(Stored dataset items)

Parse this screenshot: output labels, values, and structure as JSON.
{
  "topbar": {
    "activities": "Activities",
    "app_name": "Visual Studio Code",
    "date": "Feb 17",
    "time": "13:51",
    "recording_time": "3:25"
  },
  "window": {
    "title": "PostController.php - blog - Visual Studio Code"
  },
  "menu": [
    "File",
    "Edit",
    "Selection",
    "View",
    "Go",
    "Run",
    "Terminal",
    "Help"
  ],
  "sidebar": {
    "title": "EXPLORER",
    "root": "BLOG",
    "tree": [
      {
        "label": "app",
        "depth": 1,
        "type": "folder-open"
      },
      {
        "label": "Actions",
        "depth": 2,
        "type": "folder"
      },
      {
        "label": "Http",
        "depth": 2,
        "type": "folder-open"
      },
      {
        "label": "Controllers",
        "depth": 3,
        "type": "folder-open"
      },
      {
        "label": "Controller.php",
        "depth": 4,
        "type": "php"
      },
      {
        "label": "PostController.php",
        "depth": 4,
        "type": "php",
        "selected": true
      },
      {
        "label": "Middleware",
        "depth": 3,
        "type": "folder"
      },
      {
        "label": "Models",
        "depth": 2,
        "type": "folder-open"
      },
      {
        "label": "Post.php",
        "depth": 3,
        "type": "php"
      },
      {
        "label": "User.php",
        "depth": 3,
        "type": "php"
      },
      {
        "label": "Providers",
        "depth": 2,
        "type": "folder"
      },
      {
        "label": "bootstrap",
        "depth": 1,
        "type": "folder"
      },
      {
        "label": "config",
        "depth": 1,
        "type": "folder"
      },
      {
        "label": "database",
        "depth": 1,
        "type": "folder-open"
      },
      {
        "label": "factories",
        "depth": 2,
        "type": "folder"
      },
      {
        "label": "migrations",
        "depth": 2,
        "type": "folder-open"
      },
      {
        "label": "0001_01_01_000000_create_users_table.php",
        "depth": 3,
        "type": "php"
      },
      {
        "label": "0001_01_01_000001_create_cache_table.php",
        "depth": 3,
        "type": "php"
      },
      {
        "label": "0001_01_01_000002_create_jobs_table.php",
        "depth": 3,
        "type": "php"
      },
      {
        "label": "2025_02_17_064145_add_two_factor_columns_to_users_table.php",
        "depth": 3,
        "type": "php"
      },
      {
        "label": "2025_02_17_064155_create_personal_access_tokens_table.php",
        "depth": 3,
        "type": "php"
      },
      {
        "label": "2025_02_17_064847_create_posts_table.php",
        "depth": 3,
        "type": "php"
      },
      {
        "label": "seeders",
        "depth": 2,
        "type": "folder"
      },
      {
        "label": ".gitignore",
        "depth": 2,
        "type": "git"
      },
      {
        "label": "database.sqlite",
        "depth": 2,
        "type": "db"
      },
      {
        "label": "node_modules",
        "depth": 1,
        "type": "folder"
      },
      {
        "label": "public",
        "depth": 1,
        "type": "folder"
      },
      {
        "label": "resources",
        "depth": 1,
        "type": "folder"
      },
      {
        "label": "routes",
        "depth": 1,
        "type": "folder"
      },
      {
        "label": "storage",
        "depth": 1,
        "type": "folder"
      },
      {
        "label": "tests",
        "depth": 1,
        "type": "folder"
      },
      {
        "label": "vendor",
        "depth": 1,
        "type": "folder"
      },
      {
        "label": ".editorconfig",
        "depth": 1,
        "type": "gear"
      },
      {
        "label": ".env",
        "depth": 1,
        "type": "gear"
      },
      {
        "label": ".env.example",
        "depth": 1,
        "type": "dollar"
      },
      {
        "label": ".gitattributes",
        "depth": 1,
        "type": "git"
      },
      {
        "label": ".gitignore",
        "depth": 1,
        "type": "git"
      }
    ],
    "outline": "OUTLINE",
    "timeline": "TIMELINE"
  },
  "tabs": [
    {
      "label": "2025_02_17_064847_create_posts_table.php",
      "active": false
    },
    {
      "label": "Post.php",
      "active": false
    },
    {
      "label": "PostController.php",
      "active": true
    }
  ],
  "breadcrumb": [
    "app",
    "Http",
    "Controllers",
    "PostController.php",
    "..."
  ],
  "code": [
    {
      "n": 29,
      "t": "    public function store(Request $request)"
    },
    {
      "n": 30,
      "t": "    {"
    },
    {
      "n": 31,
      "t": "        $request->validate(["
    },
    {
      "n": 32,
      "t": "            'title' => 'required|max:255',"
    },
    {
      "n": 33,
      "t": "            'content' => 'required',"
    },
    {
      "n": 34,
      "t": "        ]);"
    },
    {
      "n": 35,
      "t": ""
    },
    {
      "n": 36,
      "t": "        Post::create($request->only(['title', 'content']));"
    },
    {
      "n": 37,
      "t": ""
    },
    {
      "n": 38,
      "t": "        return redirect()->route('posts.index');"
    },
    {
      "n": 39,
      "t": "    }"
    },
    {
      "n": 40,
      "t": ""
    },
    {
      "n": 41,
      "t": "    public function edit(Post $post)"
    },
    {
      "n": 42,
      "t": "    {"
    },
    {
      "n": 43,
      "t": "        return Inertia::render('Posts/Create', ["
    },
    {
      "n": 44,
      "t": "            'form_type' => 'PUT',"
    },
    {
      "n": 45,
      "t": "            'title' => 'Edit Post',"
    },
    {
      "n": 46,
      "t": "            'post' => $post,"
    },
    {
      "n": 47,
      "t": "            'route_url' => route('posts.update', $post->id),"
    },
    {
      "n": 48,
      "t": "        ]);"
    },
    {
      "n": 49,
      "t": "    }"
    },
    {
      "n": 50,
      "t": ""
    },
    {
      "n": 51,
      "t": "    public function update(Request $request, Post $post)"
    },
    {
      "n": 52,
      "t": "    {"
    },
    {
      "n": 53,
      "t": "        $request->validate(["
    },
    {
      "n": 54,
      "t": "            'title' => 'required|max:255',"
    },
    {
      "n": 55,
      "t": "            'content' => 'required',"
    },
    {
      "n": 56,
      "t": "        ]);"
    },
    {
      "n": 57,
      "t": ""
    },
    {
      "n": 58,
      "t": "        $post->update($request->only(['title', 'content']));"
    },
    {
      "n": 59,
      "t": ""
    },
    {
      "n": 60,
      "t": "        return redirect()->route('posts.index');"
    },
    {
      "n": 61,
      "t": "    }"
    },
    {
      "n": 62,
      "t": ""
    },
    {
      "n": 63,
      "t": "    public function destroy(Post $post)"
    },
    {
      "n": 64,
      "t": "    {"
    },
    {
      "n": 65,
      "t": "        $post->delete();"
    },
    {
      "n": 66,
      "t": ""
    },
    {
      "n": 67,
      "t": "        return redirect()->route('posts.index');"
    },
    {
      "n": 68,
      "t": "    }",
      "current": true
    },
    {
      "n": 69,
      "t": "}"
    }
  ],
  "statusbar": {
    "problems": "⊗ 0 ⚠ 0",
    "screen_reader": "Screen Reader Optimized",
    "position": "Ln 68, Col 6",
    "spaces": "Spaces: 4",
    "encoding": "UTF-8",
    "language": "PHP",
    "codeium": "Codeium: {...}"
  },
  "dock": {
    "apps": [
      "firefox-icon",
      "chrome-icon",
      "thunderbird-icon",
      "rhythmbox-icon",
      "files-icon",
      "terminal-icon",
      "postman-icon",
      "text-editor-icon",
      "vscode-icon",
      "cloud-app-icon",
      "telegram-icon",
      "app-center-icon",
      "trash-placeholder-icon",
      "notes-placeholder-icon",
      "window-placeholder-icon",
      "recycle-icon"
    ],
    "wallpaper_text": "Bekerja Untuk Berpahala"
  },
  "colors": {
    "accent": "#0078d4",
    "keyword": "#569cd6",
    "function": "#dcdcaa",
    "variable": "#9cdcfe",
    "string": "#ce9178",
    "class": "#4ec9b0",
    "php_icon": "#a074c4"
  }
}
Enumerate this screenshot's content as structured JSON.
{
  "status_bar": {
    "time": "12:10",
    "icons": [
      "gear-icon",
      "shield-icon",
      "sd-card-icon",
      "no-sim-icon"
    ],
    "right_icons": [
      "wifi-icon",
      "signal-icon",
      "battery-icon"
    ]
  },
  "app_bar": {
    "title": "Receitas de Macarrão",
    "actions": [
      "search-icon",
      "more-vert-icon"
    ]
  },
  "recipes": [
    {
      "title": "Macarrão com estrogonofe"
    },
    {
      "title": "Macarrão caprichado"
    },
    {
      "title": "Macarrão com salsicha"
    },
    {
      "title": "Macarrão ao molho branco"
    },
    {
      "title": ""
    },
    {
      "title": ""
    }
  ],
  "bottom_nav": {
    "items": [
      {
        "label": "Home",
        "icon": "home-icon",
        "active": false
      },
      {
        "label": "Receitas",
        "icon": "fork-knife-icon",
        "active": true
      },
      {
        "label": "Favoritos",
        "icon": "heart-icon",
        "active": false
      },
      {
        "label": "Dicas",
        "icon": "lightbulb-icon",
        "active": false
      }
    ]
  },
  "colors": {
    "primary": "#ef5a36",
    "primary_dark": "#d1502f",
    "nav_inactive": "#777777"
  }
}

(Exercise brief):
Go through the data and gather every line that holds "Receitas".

(Response):
    "title": "Receitas de Macarrão",
        "label": "Receitas",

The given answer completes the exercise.